After her mother died tragically, Pamela’s father threw himself into obsessing over how he was going to raise her. Though they prayed together every night, Pamela’s father micromanaged nearly every aspect of her life and kept her in a fundamentalist bubble. He determined that God’s will for her life was and wouldn’t let her date anyone until he hand-picks the first guy who comes to work for his archaic film ministry for her to hang out with. After being brainwashed all her life, Pamela goes along with it, even though this relationship has no substance, because she too must be the guardian of the fundamentalist-patriarchal flame.
Production Quality (0 points)
If you’re going to make a movie about patriarchal propaganda, the least you can do is make the production good. But no, Pamela’s Prayer sports a medieval production quality reminiscent of Bob Jones University’s Unusual Films (that’s not the only reason this movie is similar to those). It’s very cheap overall, including grainy video and audio quality, very pedestrian camera work, and an extremely clanky soundtrack that sounds like it was recorded in some tiny Bible Belt church (no offense). The sets and locations are severely limited (just like the minds of the writers), and there is absolutely no editing as the condensed life of an unsuspecting girl raised in a cult-like atmosphere is portrayed in just under sixty minutes. But that’s not all that’s wrong with this disaster.
Plot and Storyline Quality (-1 points)
Pamela’s Prayer is not a fitting enough title, since this story is entirely centered around normalizing a creepy ideology of patriarchy that seeks to control every aspect of a girl’s life. Using completely empty and one-dimensional characters, including extremely perfect white Christians and very bad ‘worldly’ Christians (like Timothy Chey’s carnal Christians), the patriarchal worldview is shamelessly shoved down your throat. If you want people to convert to your cause, at least try to depict real people, not cardboard cutouts the spew talking points. also, try to actually write a realistic story that is accessible to most people, not some alternate universe portrayal of life. Nevertheless, this film is very legalistic propaganda that aggressively pushes an agenda and has no place in Christian entertainment. Hence, negative points are warranted.
Acting Quality (0 points)
Once again, the Christiano team shows us how to distribute propaganda in the worst fashion possible.

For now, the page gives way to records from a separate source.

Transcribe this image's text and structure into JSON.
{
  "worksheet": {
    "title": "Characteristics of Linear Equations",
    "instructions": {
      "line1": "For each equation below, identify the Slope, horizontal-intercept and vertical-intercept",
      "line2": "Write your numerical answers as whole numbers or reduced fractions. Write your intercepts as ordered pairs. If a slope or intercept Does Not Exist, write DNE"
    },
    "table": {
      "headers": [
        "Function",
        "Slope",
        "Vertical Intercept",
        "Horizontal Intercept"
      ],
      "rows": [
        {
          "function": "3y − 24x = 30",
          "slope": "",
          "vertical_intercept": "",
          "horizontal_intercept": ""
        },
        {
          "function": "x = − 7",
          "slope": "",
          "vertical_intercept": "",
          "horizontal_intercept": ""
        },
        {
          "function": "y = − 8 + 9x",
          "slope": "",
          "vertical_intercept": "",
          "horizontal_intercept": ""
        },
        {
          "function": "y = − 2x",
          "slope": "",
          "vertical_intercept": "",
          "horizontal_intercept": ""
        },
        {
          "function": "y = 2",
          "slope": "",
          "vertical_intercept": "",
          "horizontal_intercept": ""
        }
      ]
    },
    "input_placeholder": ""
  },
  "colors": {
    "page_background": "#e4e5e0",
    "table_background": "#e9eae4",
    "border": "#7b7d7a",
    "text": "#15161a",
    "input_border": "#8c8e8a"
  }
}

Choosing the most extremely white and awkwardly stiff cast possible, they fed the cast members lines and made sure they looked like good little white Christians, and that was about it. Line delivery and emotional delivery are very wooden and robotic, but this was probably mission accomplished for the Christianos. Yet people wonder why people cringe at the thought of Christian films.
After watching a movie like this, one can only conclude that the people who push this sort of legalism on others also believe that those who are not perfect little white Christians cannot be redeemed or restored. The type of parenting that is portrayed in this film as good is exactly the reason why young people ‘fall away from Christianity’ or ‘lose their faith’. God didn’t tell Christian parents to keep their children in little fundamentalist bubbles all their lives or to micromanage every aspect of them, but to create a loving environment where the children learn Who God is (based on actions more than words) and how they can follow Him. Of course children need to be protected from harm and wrongdoing, but raising them in a cult-like atmosphere is equally detrimental. We need Christian families that actually care about each other, not dictate lists of specific rules to follow that are geared toward patriarchy and are designed to create little ‘perfect’ robots. If there’s one reason why a lot of people dislike Christianity, this movie embodies every aspect of it.
Final Rating: -1 out of 10 points